Born Apr. 3, 1920, in Mos cow. Soviet Russian writer. Fought in the Great Patriotic War of 1941–45.
The son of an office worker, Nagibin studied at the script-writing department of the All-Union State Institute of Cinematography (1939–42). His works have been published since 1940. Nagibin’s first collections of short stories were A Man From the Front (1943) and A Big Heart (1944). These were followed by the collections of short stories and novellas Winter Oak (1955), Before the Holiday (1960), In Early Spring (1961), The Chase: Meshchera True Stories (1963), The Far and the Near (1965), Don’t Let Him Perish (1968), The Heart of Another (1969), and The Bystreets of My Childhood (1971). Nagibin’s books deal with war and labor, childhood reminiscences, and meetings with eminent foreigners; they also deal with the fate of his contemporaries and with the notables of the Russian art world. His works are distinguished for their dramatic conflicts, lyrical perception of the world, and precise details.

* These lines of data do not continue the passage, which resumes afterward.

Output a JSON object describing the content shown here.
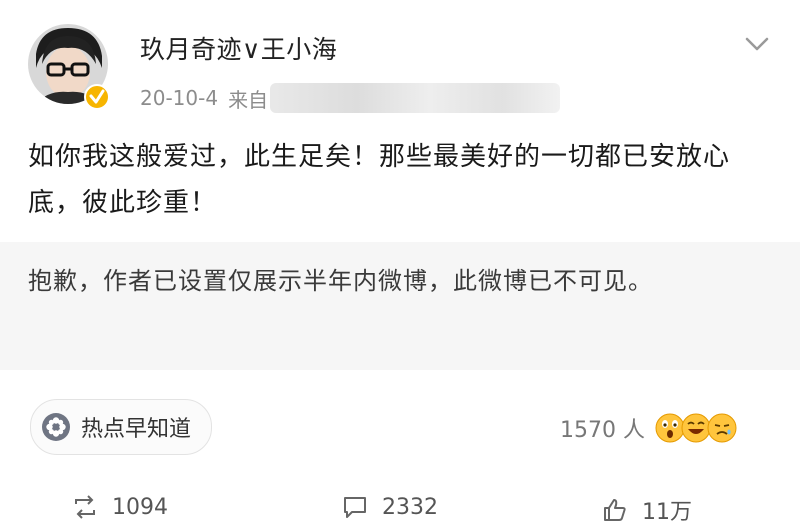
{
  "post": {
    "username": "玖月奇迹∨王小海",
    "date": "20-10-4",
    "source_prefix": "来自",
    "content": "如你我这般爱过，此生足矣！那些最美好的一切都已安放心底，彼此珍重！",
    "notice": "抱歉，作者已设置仅展示半年内微博，此微博已不可见。",
    "topic": {
      "label": "热点早知道",
      "icon": "topic-flower-icon"
    },
    "reactions": {
      "count_label": "1570 人",
      "emojis": [
        "surprised-emoji",
        "laugh-emoji",
        "sad-emoji"
      ]
    }
  },
  "actions": {
    "repost": {
      "label": "1094",
      "icon": "repost-icon"
    },
    "comment": {
      "label": "2332",
      "icon": "comment-icon"
    },
    "like": {
      "label": "11万",
      "icon": "like-icon"
    }
  },
  "colors": {
    "verified": "#f7b500",
    "notice_bg": "#f6f6f6",
    "meta_text": "#8c8c8c"
  }
}
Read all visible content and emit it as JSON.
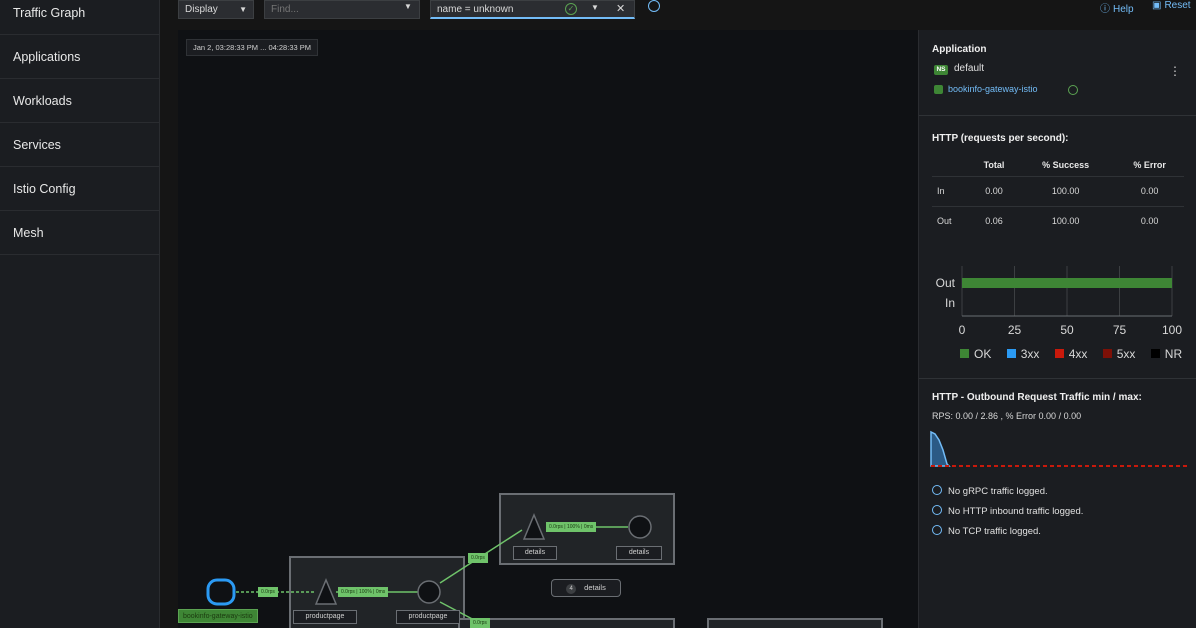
{
  "sidebar": {
    "items": [
      {
        "label": "Traffic Graph"
      },
      {
        "label": "Applications"
      },
      {
        "label": "Workloads"
      },
      {
        "label": "Services"
      },
      {
        "label": "Istio Config"
      },
      {
        "label": "Mesh"
      }
    ]
  },
  "toolbar": {
    "display_label": "Display",
    "find_placeholder": "Find...",
    "hide_value": "name = unknown",
    "help_label": "Help",
    "reset_label": "Reset"
  },
  "graph": {
    "time_range": "Jan 2, 03:28:33 PM ... 04:28:33 PM",
    "nodes": {
      "gateway": "bookinfo-gateway-istio",
      "productpage_a": "productpage",
      "productpage_b": "productpage",
      "details_a": "details",
      "details_b": "details"
    },
    "edge_labels": {
      "e1": "0.0rps",
      "e2": "0.0rps | 100% | 0ms",
      "e3": "0.0rps",
      "e4": "0.0rps | 100% | 0ms",
      "e5": "0.0rps"
    },
    "details_pill": {
      "count": "4",
      "label": "details"
    }
  },
  "panel": {
    "header": "Application",
    "namespace_badge": "NS",
    "namespace": "default",
    "app_name": "bookinfo-gateway-istio",
    "http_title": "HTTP (requests per second):",
    "table": {
      "headers": [
        "",
        "Total",
        "% Success",
        "% Error"
      ],
      "rows": [
        {
          "label": "In",
          "total": "0.00",
          "success": "100.00",
          "error": "0.00"
        },
        {
          "label": "Out",
          "total": "0.06",
          "success": "100.00",
          "error": "0.00"
        }
      ]
    },
    "outbound_title": "HTTP - Outbound Request Traffic min / max:",
    "rps_summary": "RPS: 0.00 / 2.86 , % Error 0.00 / 0.00",
    "info_messages": [
      "No gRPC traffic logged.",
      "No HTTP inbound traffic logged.",
      "No TCP traffic logged."
    ],
    "colors": {
      "ok": "#3e8635",
      "3xx": "#2b9af3",
      "4xx": "#c9190b",
      "5xx": "#7d1007",
      "nr": "#000000",
      "error_line": "#c9190b",
      "sparkline": "#73bcf7"
    }
  },
  "chart_data": {
    "type": "bar",
    "orientation": "horizontal",
    "categories": [
      "Out",
      "In"
    ],
    "series": [
      {
        "name": "OK",
        "values": [
          100,
          0
        ]
      },
      {
        "name": "3xx",
        "values": [
          0,
          0
        ]
      },
      {
        "name": "4xx",
        "values": [
          0,
          0
        ]
      },
      {
        "name": "5xx",
        "values": [
          0,
          0
        ]
      },
      {
        "name": "NR",
        "values": [
          0,
          0
        ]
      }
    ],
    "xlim": [
      0,
      100
    ],
    "xticks": [
      "0",
      "25",
      "50",
      "75",
      "100"
    ],
    "legend": [
      "OK",
      "3xx",
      "4xx",
      "5xx",
      "NR"
    ],
    "legend_position": "bottom",
    "grid": true
  }
}
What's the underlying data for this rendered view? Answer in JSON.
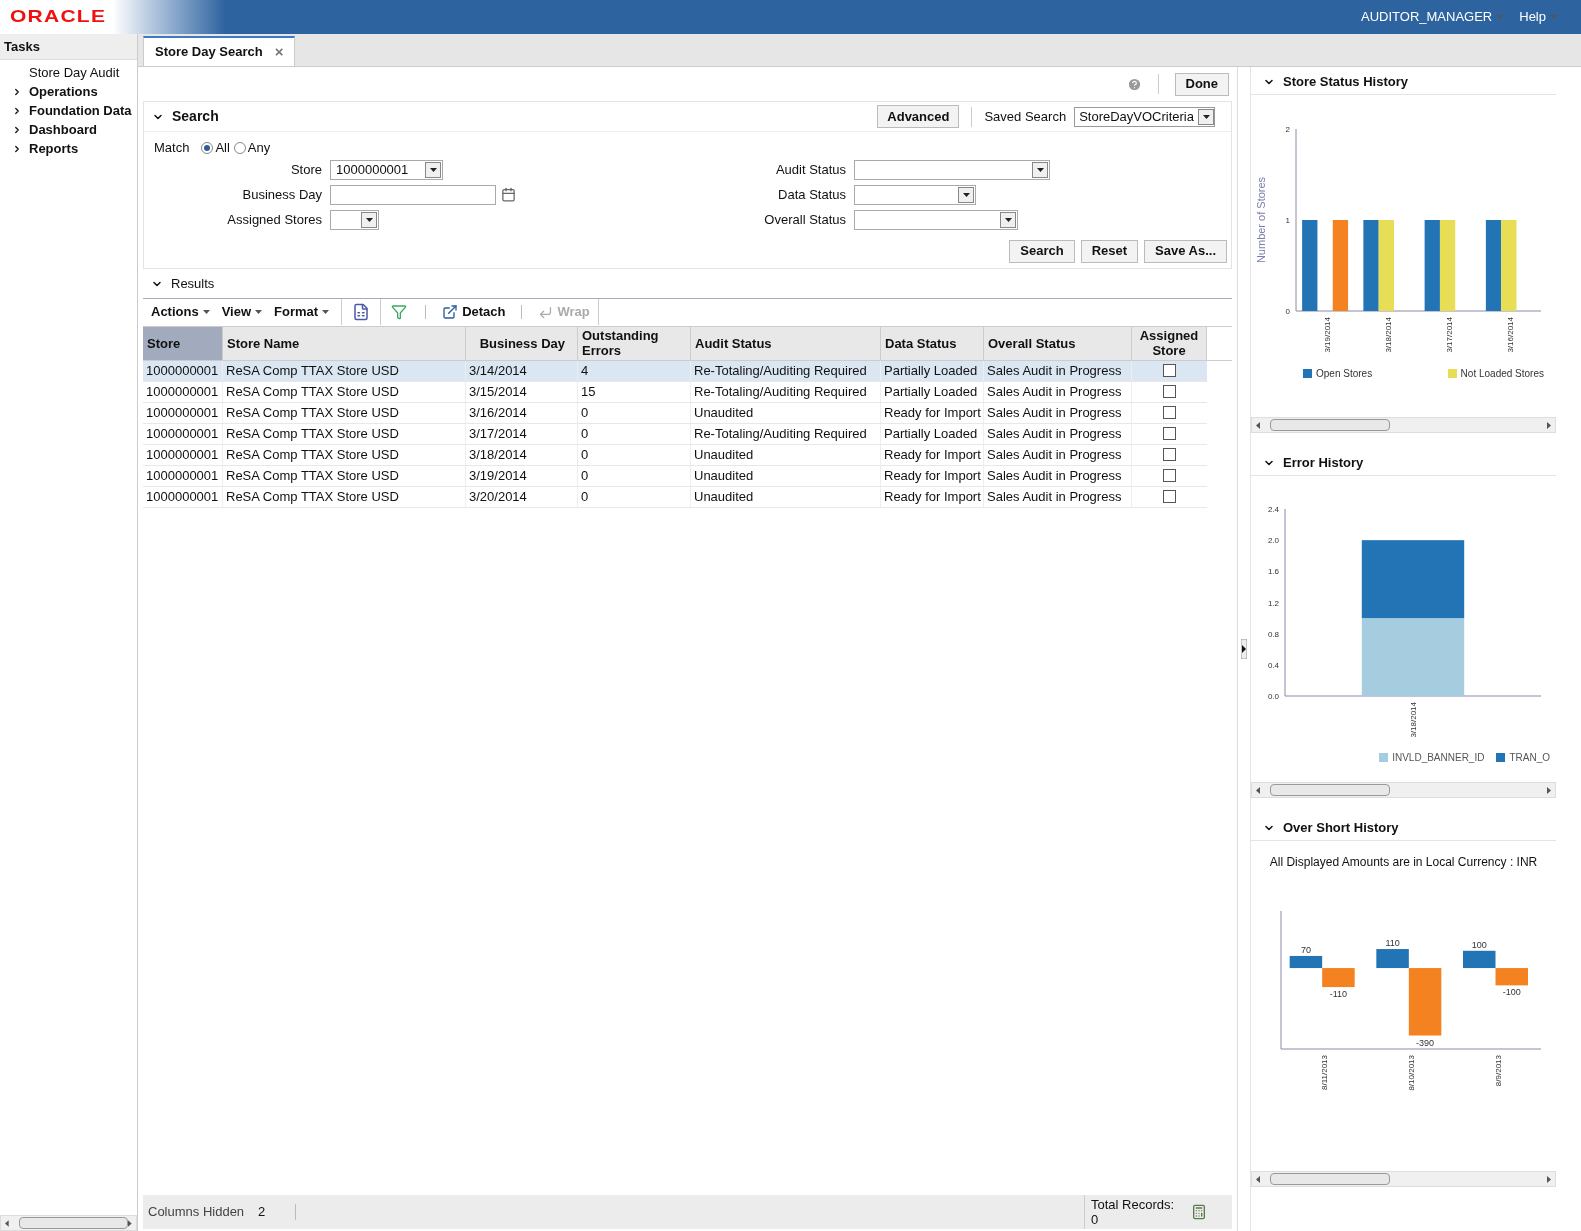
{
  "header": {
    "logo": "ORACLE",
    "user_menu": "AUDITOR_MANAGER",
    "help_menu": "Help"
  },
  "sidebar": {
    "title": "Tasks",
    "items": [
      {
        "label": "Store Day Audit",
        "expandable": false
      },
      {
        "label": "Operations",
        "expandable": true
      },
      {
        "label": "Foundation Data",
        "expandable": true
      },
      {
        "label": "Dashboard",
        "expandable": true
      },
      {
        "label": "Reports",
        "expandable": true
      }
    ]
  },
  "tabs": [
    {
      "label": "Store Day Search",
      "selected": true,
      "close": "×"
    }
  ],
  "done_button": "Done",
  "search": {
    "title": "Search",
    "advanced": "Advanced",
    "saved_search_label": "Saved Search",
    "saved_search": "StoreDayVOCriteria",
    "match_label": "Match",
    "match_options": [
      {
        "label": "All",
        "selected": true
      },
      {
        "label": "Any",
        "selected": false
      }
    ],
    "left_fields": [
      {
        "label": "Store",
        "value": "1000000001",
        "kind": "select"
      },
      {
        "label": "Business Day",
        "kind": "date"
      },
      {
        "label": "Assigned Stores",
        "kind": "small-select"
      }
    ],
    "right_fields": [
      {
        "label": "Audit Status",
        "kind": "select-wide"
      },
      {
        "label": "Data Status",
        "kind": "select-mid"
      },
      {
        "label": "Overall Status",
        "kind": "select-large"
      }
    ],
    "buttons": [
      "Search",
      "Reset",
      "Save As..."
    ]
  },
  "results": {
    "title": "Results",
    "menus": [
      "Actions",
      "View",
      "Format"
    ],
    "detach": "Detach",
    "wrap": {
      "label": "Wrap",
      "disabled": true
    },
    "columns": [
      {
        "label": "Store",
        "sorted": true
      },
      {
        "label": "Store Name",
        "sorted": false
      },
      {
        "label": "Business Day",
        "sorted": false
      },
      {
        "label": "Outstanding Errors",
        "sorted": false
      },
      {
        "label": "Audit Status",
        "sorted": false
      },
      {
        "label": "Data Status",
        "sorted": false
      },
      {
        "label": "Overall Status",
        "sorted": false
      },
      {
        "label": "Assigned Store",
        "sorted": false
      }
    ],
    "rows": [
      {
        "selected": true,
        "cells": [
          "1000000001",
          "ReSA Comp TTAX Store USD",
          "3/14/2014",
          "4",
          "Re-Totaling/Auditing Required",
          "Partially Loaded",
          "Sales Audit in Progress"
        ],
        "assigned": false
      },
      {
        "selected": false,
        "cells": [
          "1000000001",
          "ReSA Comp TTAX Store USD",
          "3/15/2014",
          "15",
          "Re-Totaling/Auditing Required",
          "Partially Loaded",
          "Sales Audit in Progress"
        ],
        "assigned": false
      },
      {
        "selected": false,
        "cells": [
          "1000000001",
          "ReSA Comp TTAX Store USD",
          "3/16/2014",
          "0",
          "Unaudited",
          "Ready for Import",
          "Sales Audit in Progress"
        ],
        "assigned": false
      },
      {
        "selected": false,
        "cells": [
          "1000000001",
          "ReSA Comp TTAX Store USD",
          "3/17/2014",
          "0",
          "Re-Totaling/Auditing Required",
          "Partially Loaded",
          "Sales Audit in Progress"
        ],
        "assigned": false
      },
      {
        "selected": false,
        "cells": [
          "1000000001",
          "ReSA Comp TTAX Store USD",
          "3/18/2014",
          "0",
          "Unaudited",
          "Ready for Import",
          "Sales Audit in Progress"
        ],
        "assigned": false
      },
      {
        "selected": false,
        "cells": [
          "1000000001",
          "ReSA Comp TTAX Store USD",
          "3/19/2014",
          "0",
          "Unaudited",
          "Ready for Import",
          "Sales Audit in Progress"
        ],
        "assigned": false
      },
      {
        "selected": false,
        "cells": [
          "1000000001",
          "ReSA Comp TTAX Store USD",
          "3/20/2014",
          "0",
          "Unaudited",
          "Ready for Import",
          "Sales Audit in Progress"
        ],
        "assigned": false
      }
    ],
    "columns_hidden_label": "Columns Hidden",
    "columns_hidden": "2",
    "total_records_label": "Total Records:",
    "total_records": "0"
  },
  "panels": [
    {
      "title": "Store Status History",
      "chart_data": {
        "type": "bar",
        "ylabel": "Number of Stores",
        "categories": [
          "3/19/2014",
          "3/18/2014",
          "3/17/2014",
          "3/16/2014"
        ],
        "ylim": [
          0,
          2
        ],
        "yticks": [
          0,
          1,
          2
        ],
        "series": [
          {
            "name": "Open Stores",
            "color": "#2274b5",
            "values": [
              1,
              1,
              1,
              1
            ]
          },
          {
            "name": "Not Loaded Stores",
            "color": "#e8de55",
            "values": [
              null,
              1,
              1,
              1
            ]
          },
          {
            "color": "#f58220",
            "values": [
              1,
              null,
              null,
              null
            ]
          }
        ]
      }
    },
    {
      "title": "Error History",
      "chart_data": {
        "type": "bar",
        "stacked": true,
        "categories": [
          "3/18/2014"
        ],
        "ylim": [
          0,
          2.4
        ],
        "yticks": [
          {
            "value": 0,
            "label": "0.0"
          },
          {
            "value": 0.4,
            "label": "0.4"
          },
          {
            "value": 0.8,
            "label": "0.8"
          },
          {
            "value": 1.2,
            "label": "1.2"
          },
          {
            "value": 1.6,
            "label": "1.6"
          },
          {
            "value": 2,
            "label": "2.0"
          },
          {
            "value": 2.4,
            "label": "2.4"
          }
        ],
        "series": [
          {
            "name": "INVLD_BANNER_ID",
            "color": "#a6cce0",
            "values": [
              1
            ]
          },
          {
            "name": "TRAN_O",
            "color": "#2274b5",
            "values": [
              1
            ]
          }
        ]
      }
    },
    {
      "title": "Over Short History",
      "note": "All Displayed Amounts are in Local Currency : INR",
      "chart_data": {
        "type": "bar",
        "categories": [
          "8/11/2013",
          "8/10/2013",
          "8/9/2013"
        ],
        "data_labels": true,
        "series": [
          {
            "color": "#2274b5",
            "values": [
              70,
              110,
              100
            ]
          },
          {
            "color": "#f58220",
            "values": [
              -110,
              -390,
              -100
            ]
          }
        ]
      }
    }
  ]
}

Nagibin is the author of essays about literature and the motion pictures, for example, his Meditations on the Short Story (1964). He has also written film scenarios based on his own works. His novella Pages From Trubnikov’s Life (1963) was adapted for the film The Chairman (1965). Nagibin’s works have been translated into many foreign languages as well as into the languages of the peoples of the USSR. He has been awarded two orders and a number of medals.
WORKSDaleko ot voiny: Povest’. Moscow, 1964.
Zelenaia ptitsa s krasnoi golovoi. Moscow, 1966.
Na tikhom ozere i dr. rasskazy. Moscow, 1966.
Pereulki moego detstva. Moscow, 1971.
“Kak byl kuplen les: Povest’.” Znamia, 1972, no. 10.
Izbr. proizvedeniia, vols. 1–2. Moscow, 1973.
REFERENCESIof ev, M. “Pisatel’ ν puti.” Novyi mir, 1959, no. 3.
Nikolin, E. “Polnoi dushoi: Zametki o rasskazakh Iu. Nagibina.” Neva, 1963, no. 7.
Fomenko, L. “Pobezhdaet khudozhnik.” Znamia, 1973, no. 9.
Russkie sovetskiepisateli-prozaiki: Bio-bibliograficheskii ukazatel vol. 3. Leningrad, 1964.
L. P. PECHKO